[[ Material for this task, beginning ]]

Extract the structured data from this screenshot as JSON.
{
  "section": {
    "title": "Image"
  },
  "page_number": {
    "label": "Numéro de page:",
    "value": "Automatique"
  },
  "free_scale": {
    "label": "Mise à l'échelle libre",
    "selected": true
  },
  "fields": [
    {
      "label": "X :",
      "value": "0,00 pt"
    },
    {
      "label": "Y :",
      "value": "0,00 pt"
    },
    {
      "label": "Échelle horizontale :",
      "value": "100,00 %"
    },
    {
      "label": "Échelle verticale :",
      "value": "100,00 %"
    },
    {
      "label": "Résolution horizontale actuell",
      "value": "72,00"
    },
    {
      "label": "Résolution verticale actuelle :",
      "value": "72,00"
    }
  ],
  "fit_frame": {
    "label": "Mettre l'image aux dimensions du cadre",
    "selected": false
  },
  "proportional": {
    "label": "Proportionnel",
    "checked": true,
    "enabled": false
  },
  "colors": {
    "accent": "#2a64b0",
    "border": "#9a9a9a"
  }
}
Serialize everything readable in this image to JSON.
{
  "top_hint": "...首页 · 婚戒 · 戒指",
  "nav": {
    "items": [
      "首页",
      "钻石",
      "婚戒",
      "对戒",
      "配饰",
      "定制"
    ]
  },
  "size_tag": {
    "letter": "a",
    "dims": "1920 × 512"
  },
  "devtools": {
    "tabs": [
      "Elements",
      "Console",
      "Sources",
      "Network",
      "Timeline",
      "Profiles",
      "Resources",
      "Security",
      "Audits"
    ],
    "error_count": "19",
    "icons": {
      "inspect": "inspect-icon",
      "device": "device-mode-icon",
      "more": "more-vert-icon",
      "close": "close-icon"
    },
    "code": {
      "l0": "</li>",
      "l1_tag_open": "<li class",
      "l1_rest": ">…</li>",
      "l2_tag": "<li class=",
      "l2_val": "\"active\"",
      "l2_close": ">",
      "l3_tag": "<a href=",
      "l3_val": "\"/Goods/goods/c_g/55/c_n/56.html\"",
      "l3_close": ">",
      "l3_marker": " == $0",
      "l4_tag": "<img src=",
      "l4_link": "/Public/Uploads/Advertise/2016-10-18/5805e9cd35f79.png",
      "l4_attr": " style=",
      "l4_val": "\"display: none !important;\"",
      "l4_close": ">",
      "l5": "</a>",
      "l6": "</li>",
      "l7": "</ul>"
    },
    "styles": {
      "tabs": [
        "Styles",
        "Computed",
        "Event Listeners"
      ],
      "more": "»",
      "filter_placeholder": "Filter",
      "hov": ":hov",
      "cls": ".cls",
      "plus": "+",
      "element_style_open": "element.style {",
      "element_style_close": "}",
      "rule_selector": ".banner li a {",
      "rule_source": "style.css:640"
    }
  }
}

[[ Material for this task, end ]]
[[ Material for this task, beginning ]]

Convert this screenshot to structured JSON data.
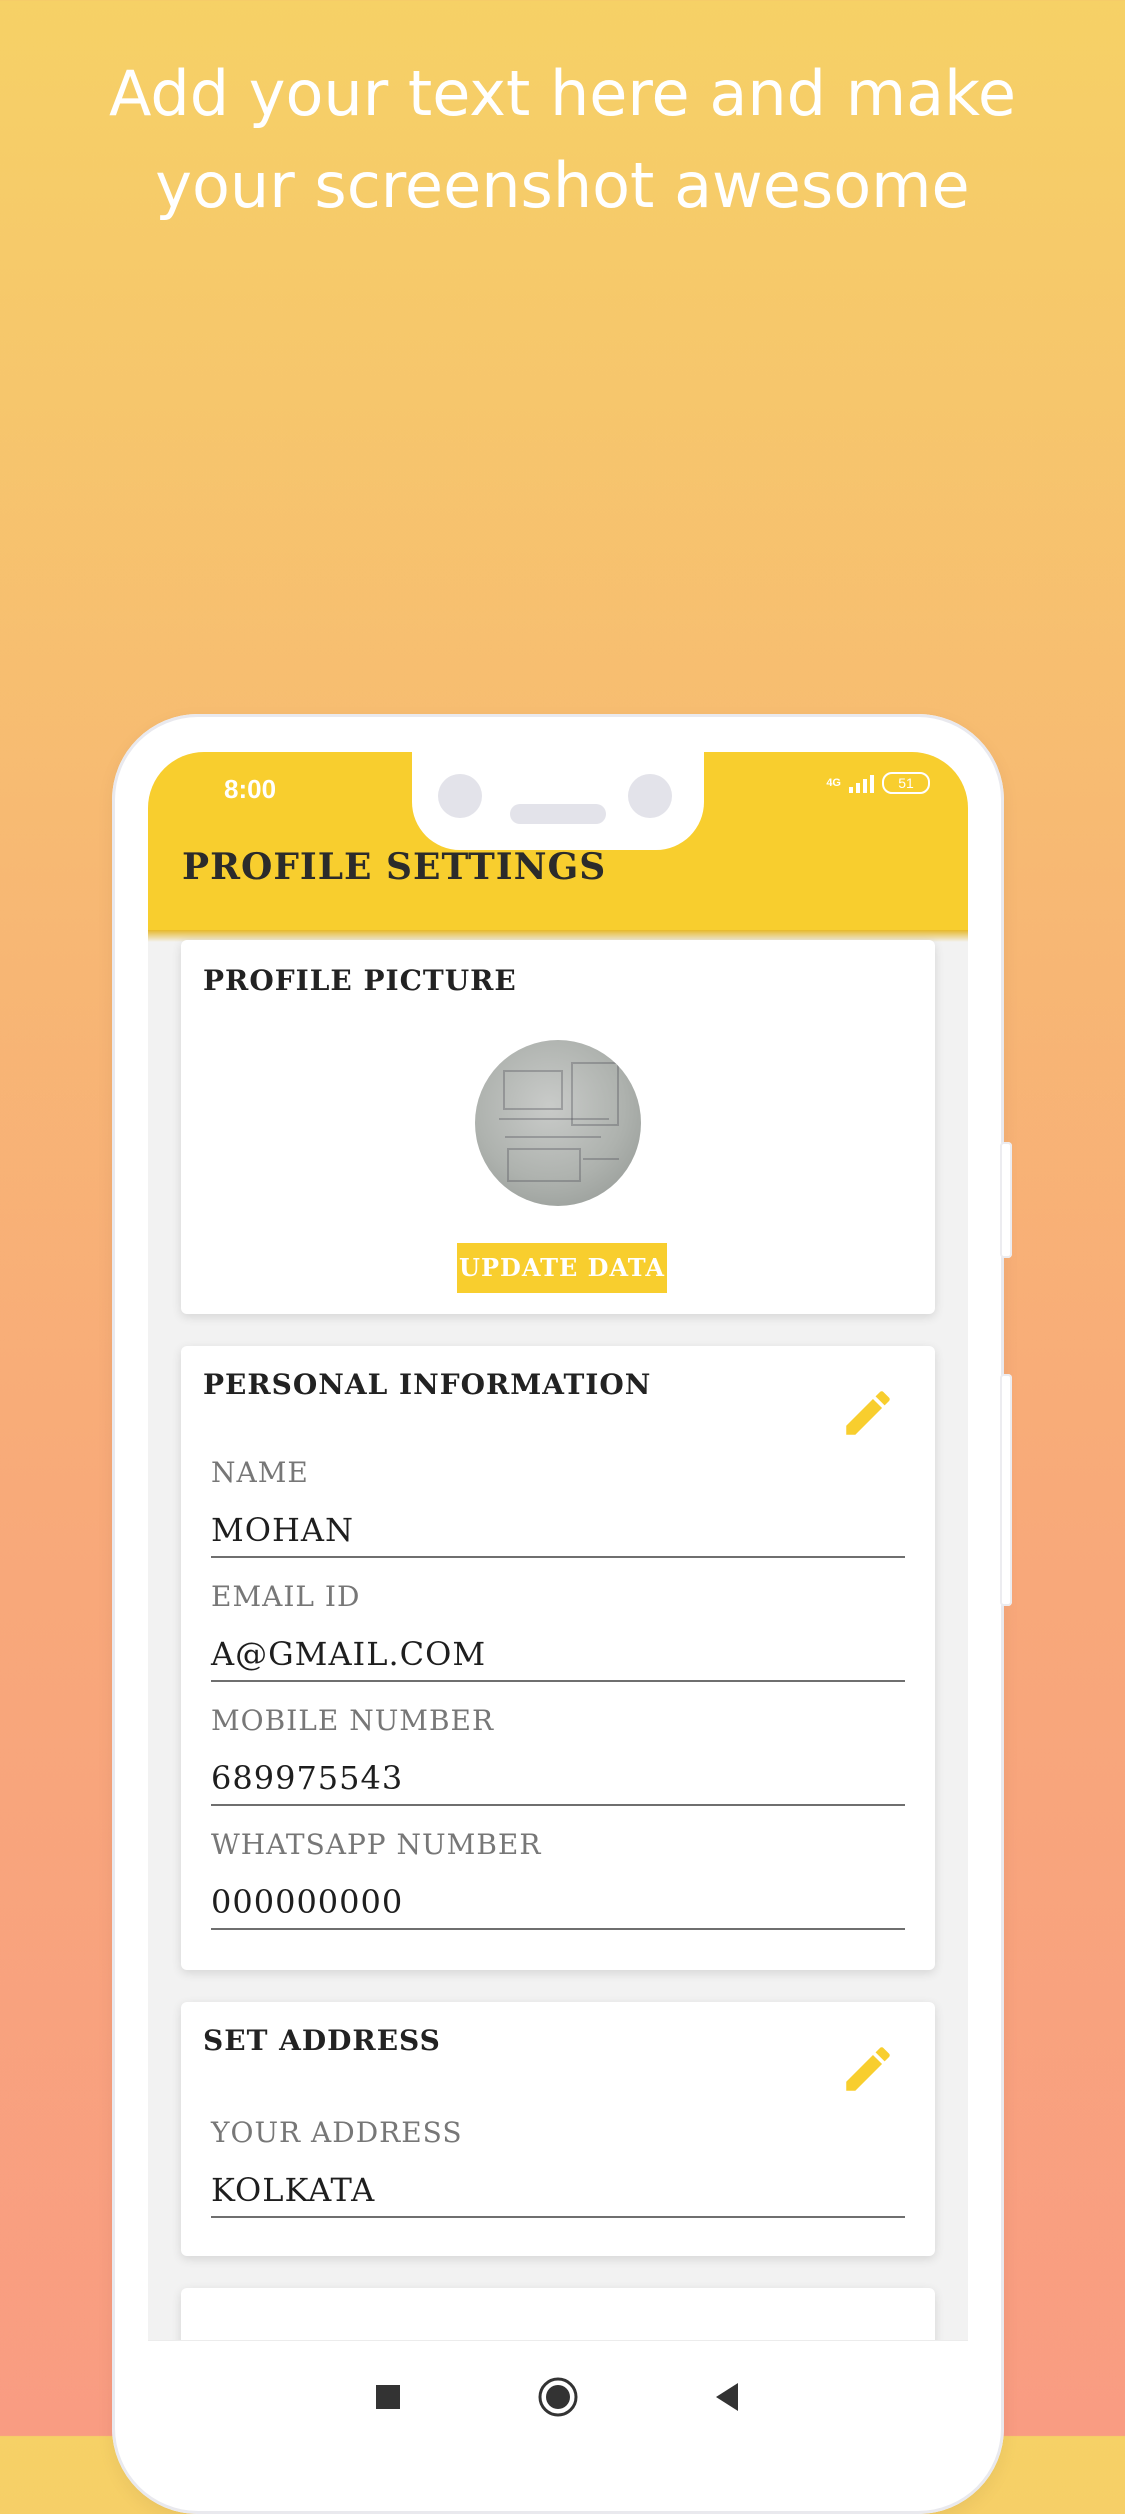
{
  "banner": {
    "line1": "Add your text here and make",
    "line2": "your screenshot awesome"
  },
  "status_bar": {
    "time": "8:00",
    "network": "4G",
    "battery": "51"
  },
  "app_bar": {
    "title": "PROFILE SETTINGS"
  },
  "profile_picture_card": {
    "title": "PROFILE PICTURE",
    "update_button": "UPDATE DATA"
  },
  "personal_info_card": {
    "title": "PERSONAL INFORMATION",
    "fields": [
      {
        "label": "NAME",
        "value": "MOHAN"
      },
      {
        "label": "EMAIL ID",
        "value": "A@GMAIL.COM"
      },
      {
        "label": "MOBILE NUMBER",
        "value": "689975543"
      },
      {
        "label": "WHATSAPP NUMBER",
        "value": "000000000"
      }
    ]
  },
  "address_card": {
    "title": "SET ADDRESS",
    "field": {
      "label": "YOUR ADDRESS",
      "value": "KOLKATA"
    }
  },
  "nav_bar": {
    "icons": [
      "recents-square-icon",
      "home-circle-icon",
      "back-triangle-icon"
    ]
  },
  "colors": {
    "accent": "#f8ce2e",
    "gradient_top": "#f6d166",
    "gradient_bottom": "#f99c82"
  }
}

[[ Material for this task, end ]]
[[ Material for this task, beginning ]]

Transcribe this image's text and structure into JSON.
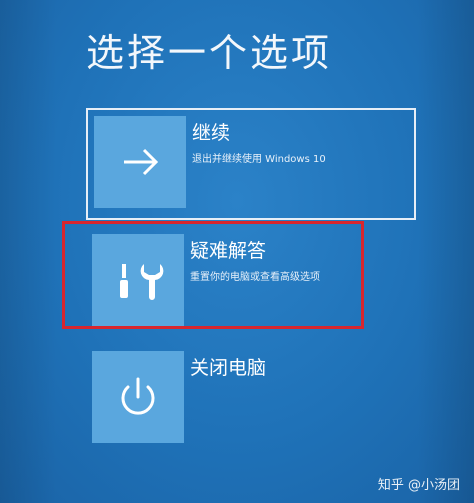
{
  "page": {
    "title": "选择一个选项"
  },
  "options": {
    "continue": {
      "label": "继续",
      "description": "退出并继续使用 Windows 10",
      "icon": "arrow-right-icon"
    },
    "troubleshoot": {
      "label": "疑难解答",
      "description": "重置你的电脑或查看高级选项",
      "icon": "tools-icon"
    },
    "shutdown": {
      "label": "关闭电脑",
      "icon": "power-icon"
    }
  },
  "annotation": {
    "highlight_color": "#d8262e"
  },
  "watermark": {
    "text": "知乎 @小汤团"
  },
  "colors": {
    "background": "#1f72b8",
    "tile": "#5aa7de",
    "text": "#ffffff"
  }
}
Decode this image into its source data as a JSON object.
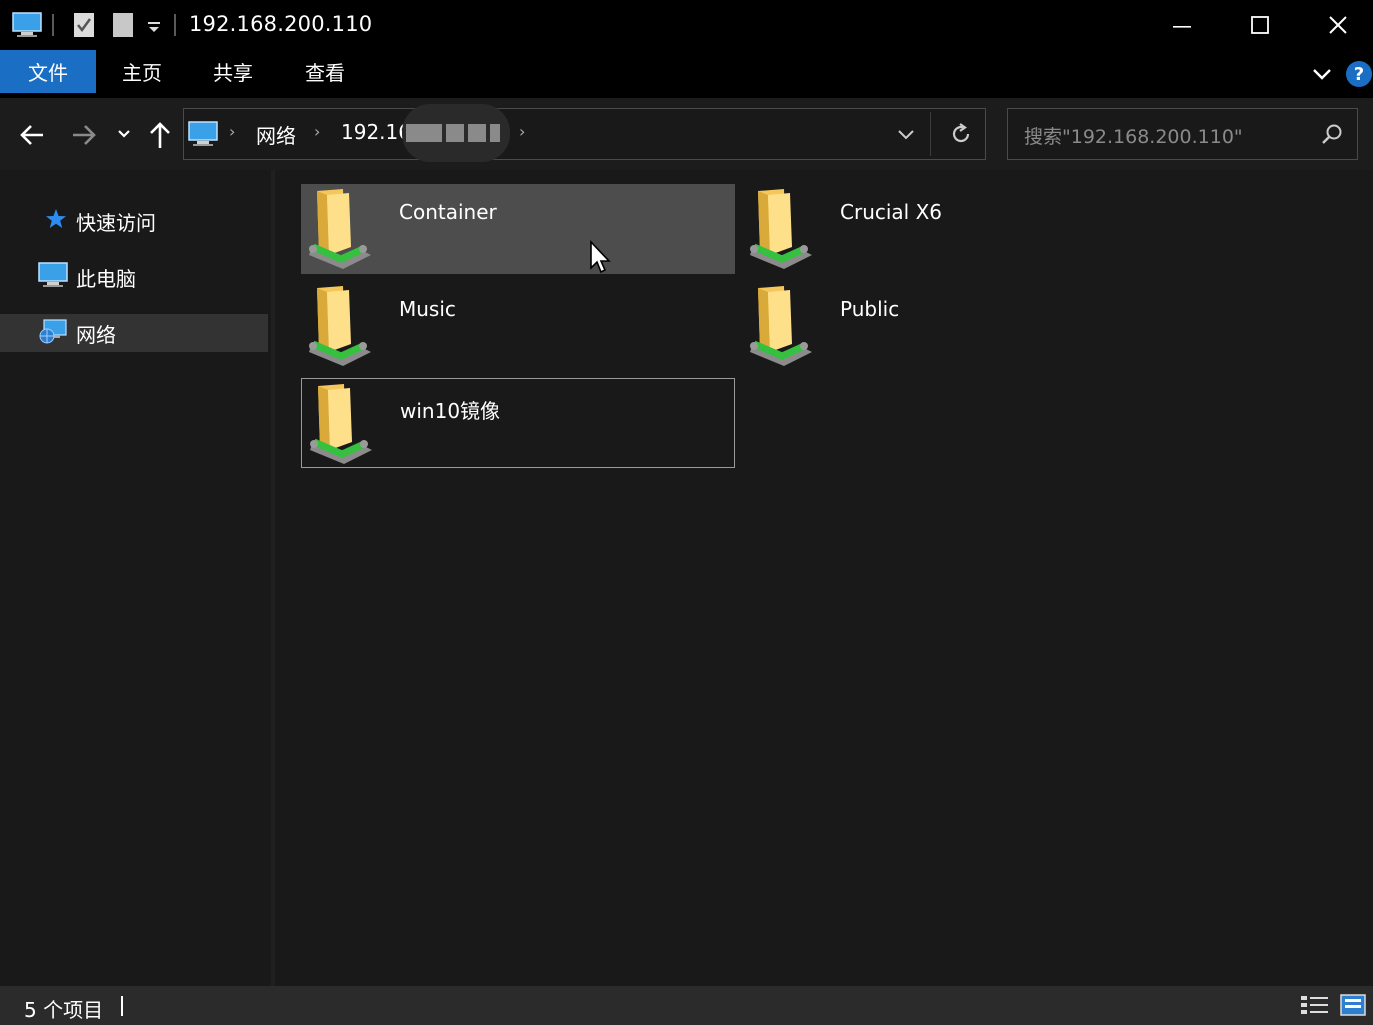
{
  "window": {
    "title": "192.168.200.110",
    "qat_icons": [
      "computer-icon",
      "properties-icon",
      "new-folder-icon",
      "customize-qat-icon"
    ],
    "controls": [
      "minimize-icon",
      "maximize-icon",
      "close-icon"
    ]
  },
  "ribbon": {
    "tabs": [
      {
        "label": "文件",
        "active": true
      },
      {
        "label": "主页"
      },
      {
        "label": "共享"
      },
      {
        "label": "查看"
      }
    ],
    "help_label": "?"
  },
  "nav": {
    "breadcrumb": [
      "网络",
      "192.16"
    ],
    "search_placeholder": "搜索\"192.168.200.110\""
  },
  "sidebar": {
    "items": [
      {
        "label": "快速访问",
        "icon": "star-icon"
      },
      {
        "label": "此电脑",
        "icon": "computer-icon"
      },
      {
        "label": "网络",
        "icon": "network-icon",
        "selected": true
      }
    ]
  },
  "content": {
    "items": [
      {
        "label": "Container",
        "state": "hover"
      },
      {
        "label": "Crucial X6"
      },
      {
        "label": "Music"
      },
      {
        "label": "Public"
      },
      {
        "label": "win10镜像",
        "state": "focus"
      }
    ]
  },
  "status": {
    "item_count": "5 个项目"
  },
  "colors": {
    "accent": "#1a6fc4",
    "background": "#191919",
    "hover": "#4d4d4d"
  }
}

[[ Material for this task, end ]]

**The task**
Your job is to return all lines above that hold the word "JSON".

**Finished exercise**
Extract the structured data from this screenshot as JSON.
Serialize everything readable in this image to JSON.
Convert this screenshot to structured JSON data.
Transcribe this image's text and structure into JSON.
Decode this image into its source data as a JSON object.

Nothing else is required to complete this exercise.